For those who make New Year’s Resolutions, this is about the time that those resolutions tend to fall by the wayside. Rarely do resolutions make their way beyond a week or two – life and old habits tend to get in the way.

Part of the reason for this is that “resolutions” typically lack one extremely critical ingredient – commitment. The desire is there, and usually the need is there. But resolutions have a tendency to be “have to” as if we are pushing ourselves to do something that we really don’t want to do. And when we feel pushed, we push back. Our creativity goes into overdrive to get us out of what we “have to” do.

The past couple of weeks, we’ve been talking about taking control of ourselves, and as much of the world around us that we can. We’ve talked about how we look at the world and our lives, if we are optimists or pessimists. We have also talked about taking personal accountability for our decisions and actions.

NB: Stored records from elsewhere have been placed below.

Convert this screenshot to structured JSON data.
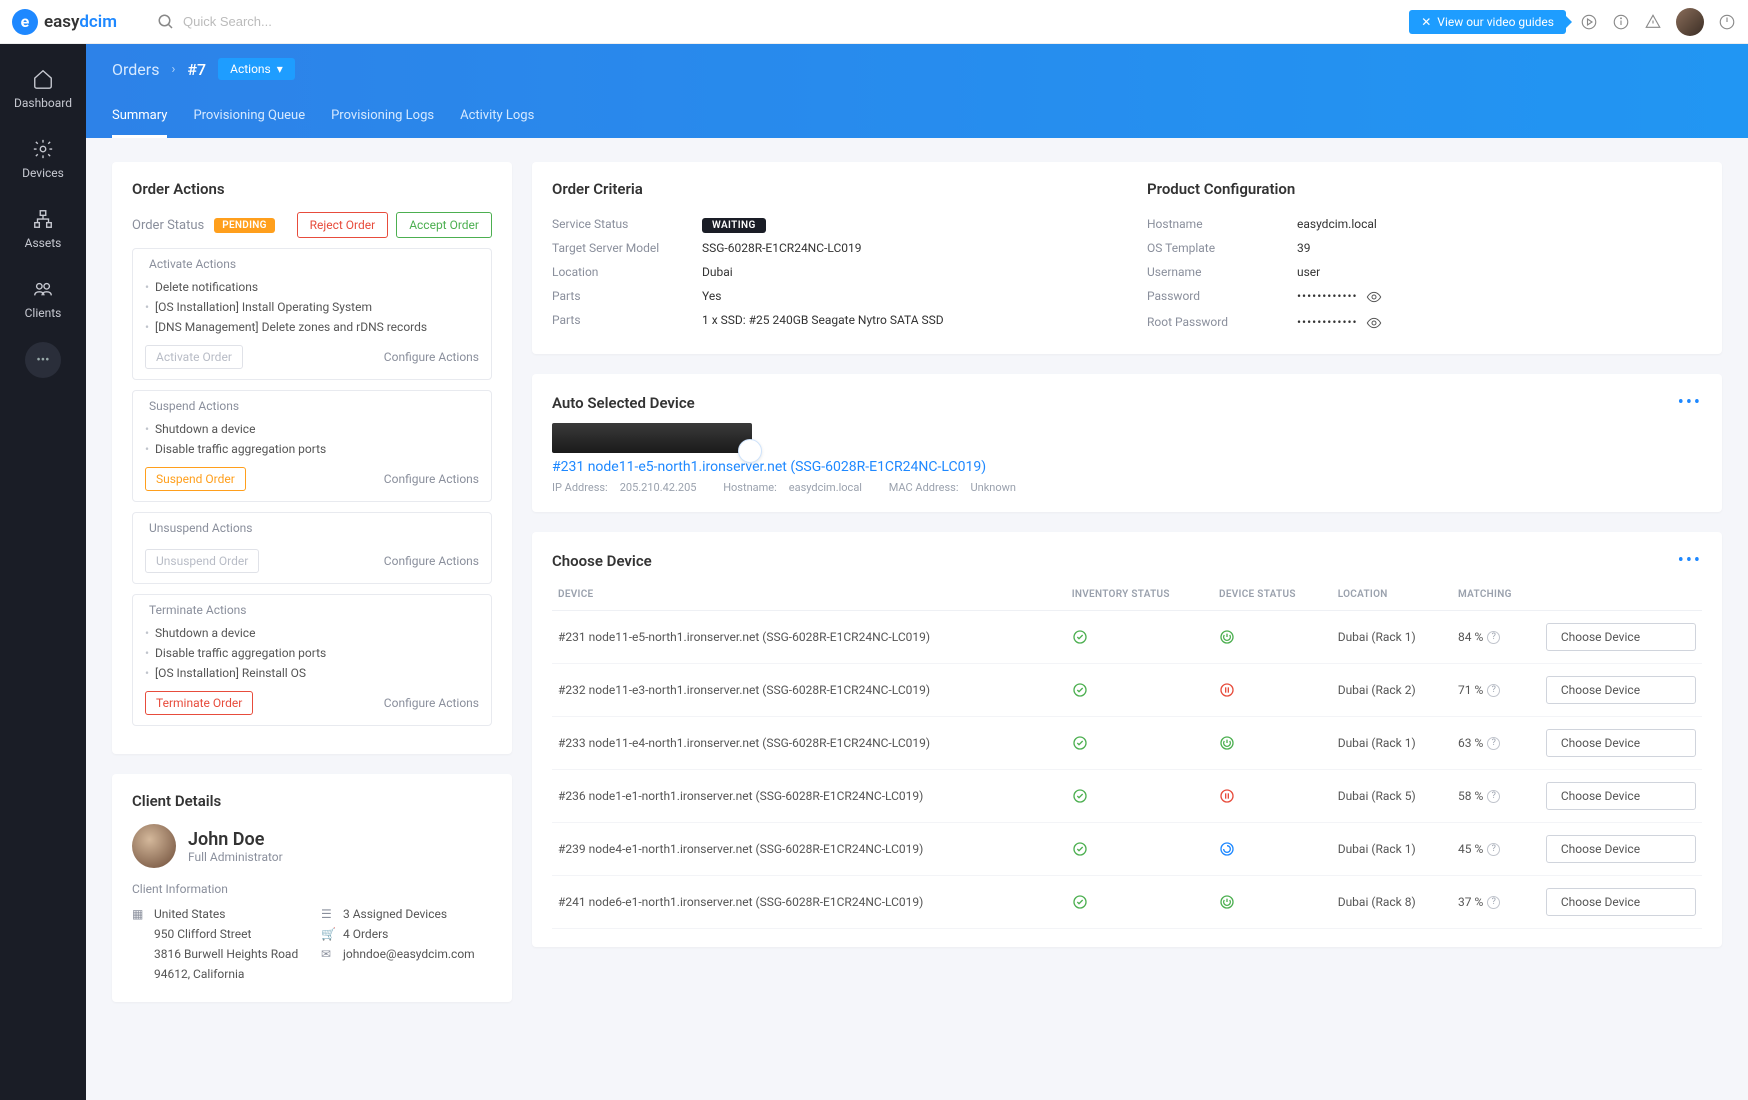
{
  "logo": {
    "text_dark": "easy",
    "text_accent": "dcim"
  },
  "search": {
    "placeholder": "Quick Search..."
  },
  "topbar": {
    "video_guides_label": "View our video guides"
  },
  "sidebar": {
    "items": [
      {
        "label": "Dashboard"
      },
      {
        "label": "Devices"
      },
      {
        "label": "Assets"
      },
      {
        "label": "Clients"
      }
    ]
  },
  "breadcrumb": {
    "orders": "Orders",
    "current": "#7",
    "actions_btn": "Actions"
  },
  "tabs": [
    {
      "label": "Summary",
      "active": true
    },
    {
      "label": "Provisioning Queue"
    },
    {
      "label": "Provisioning Logs"
    },
    {
      "label": "Activity Logs"
    }
  ],
  "order_actions": {
    "title": "Order Actions",
    "status_label": "Order Status",
    "status_badge": "PENDING",
    "reject_btn": "Reject Order",
    "accept_btn": "Accept Order",
    "groups": [
      {
        "title": "Activate Actions",
        "items": [
          "Delete notifications",
          "[OS Installation] Install Operating System",
          "[DNS Management] Delete zones and rDNS records"
        ],
        "primary_btn": "Activate Order",
        "primary_style": "disabled",
        "config_link": "Configure Actions"
      },
      {
        "title": "Suspend Actions",
        "items": [
          "Shutdown a device",
          "Disable traffic aggregation ports"
        ],
        "primary_btn": "Suspend Order",
        "primary_style": "warn",
        "config_link": "Configure Actions"
      },
      {
        "title": "Unsuspend Actions",
        "items": [],
        "primary_btn": "Unsuspend Order",
        "primary_style": "disabled",
        "config_link": "Configure Actions"
      },
      {
        "title": "Terminate Actions",
        "items": [
          "Shutdown a device",
          "Disable traffic aggregation ports",
          "[OS Installation] Reinstall OS"
        ],
        "primary_btn": "Terminate Order",
        "primary_style": "danger",
        "config_link": "Configure Actions"
      }
    ]
  },
  "client": {
    "title": "Client Details",
    "name": "John Doe",
    "role": "Full Administrator",
    "info_title": "Client Information",
    "address": [
      "United States",
      "950 Clifford Street",
      "3816 Burwell Heights Road",
      "94612, California"
    ],
    "stats": {
      "devices": "3 Assigned Devices",
      "orders": "4 Orders",
      "email": "johndoe@easydcim.com"
    }
  },
  "order_criteria": {
    "title": "Order Criteria",
    "rows": [
      {
        "label": "Service Status",
        "value": "WAITING",
        "badge": true
      },
      {
        "label": "Target Server Model",
        "value": "SSG-6028R-E1CR24NC-LC019"
      },
      {
        "label": "Location",
        "value": "Dubai"
      },
      {
        "label": "Parts",
        "value": "Yes"
      },
      {
        "label": "Parts",
        "value": "1 x SSD: #25 240GB Seagate Nytro SATA SSD"
      }
    ]
  },
  "product_config": {
    "title": "Product Configuration",
    "rows": [
      {
        "label": "Hostname",
        "value": "easydcim.local"
      },
      {
        "label": "OS Template",
        "value": "39"
      },
      {
        "label": "Username",
        "value": "user"
      },
      {
        "label": "Password",
        "value": "••••••••••••",
        "eye": true
      },
      {
        "label": "Root Password",
        "value": "••••••••••••",
        "eye": true
      }
    ]
  },
  "auto_device": {
    "title": "Auto Selected Device",
    "link": "#231 node11-e5-north1.ironserver.net (SSG-6028R-E1CR24NC-LC019)",
    "meta": {
      "ip_label": "IP Address:",
      "ip": "205.210.42.205",
      "host_label": "Hostname:",
      "host": "easydcim.local",
      "mac_label": "MAC Address:",
      "mac": "Unknown"
    }
  },
  "choose_device": {
    "title": "Choose Device",
    "headers": [
      "DEVICE",
      "INVENTORY STATUS",
      "DEVICE STATUS",
      "LOCATION",
      "MATCHING",
      ""
    ],
    "choose_btn": "Choose Device",
    "rows": [
      {
        "name": "#231 node11-e5-north1.ironserver.net (SSG-6028R-E1CR24NC-LC019)",
        "inv": "ok",
        "dev": "power",
        "loc": "Dubai (Rack 1)",
        "match": "84 %"
      },
      {
        "name": "#232 node11-e3-north1.ironserver.net (SSG-6028R-E1CR24NC-LC019)",
        "inv": "ok",
        "dev": "pause",
        "loc": "Dubai (Rack 2)",
        "match": "71 %"
      },
      {
        "name": "#233 node11-e4-north1.ironserver.net (SSG-6028R-E1CR24NC-LC019)",
        "inv": "ok",
        "dev": "power",
        "loc": "Dubai (Rack 1)",
        "match": "63 %"
      },
      {
        "name": "#236 node1-e1-north1.ironserver.net (SSG-6028R-E1CR24NC-LC019)",
        "inv": "ok",
        "dev": "pause",
        "loc": "Dubai (Rack 5)",
        "match": "58 %"
      },
      {
        "name": "#239 node4-e1-north1.ironserver.net (SSG-6028R-E1CR24NC-LC019)",
        "inv": "ok",
        "dev": "spin",
        "loc": "Dubai (Rack 1)",
        "match": "45 %"
      },
      {
        "name": "#241 node6-e1-north1.ironserver.net (SSG-6028R-E1CR24NC-LC019)",
        "inv": "ok",
        "dev": "power",
        "loc": "Dubai (Rack 8)",
        "match": "37 %"
      }
    ]
  }
}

What we’ve been talking about is setting goals for what we want for the future. Here is where resolutions and goals part company. Goals are a commitment we make to ourselves to get where we want to go. And when we make our goals statements of fact, and fill them with action and emotion and purpose, we are creating an irresistible, magnetic draw to our future.

So, if you’ve made New Year’s Resolutions, and they are showing signs of fading into oblivion, go back to them and take a closer look. Do you see words and phrases like, “really would like to,” or “wouldn’t it be nice if I could,” or maybe even the word “should” with anything? (FYI, “should” is just another word for “have to.”) These are fuzzy words and they create fuzzy pictures.

Take each resolution and consign the fuzzy language to the trash heap. Put in words that drive a picture with a healthy dose of positive emotion. See yourself in this new picture, succeeding at whatever it is that you want to change in you. And if you don’t mind the suggestion, cross out the word “Resolution” and write in “Goals.”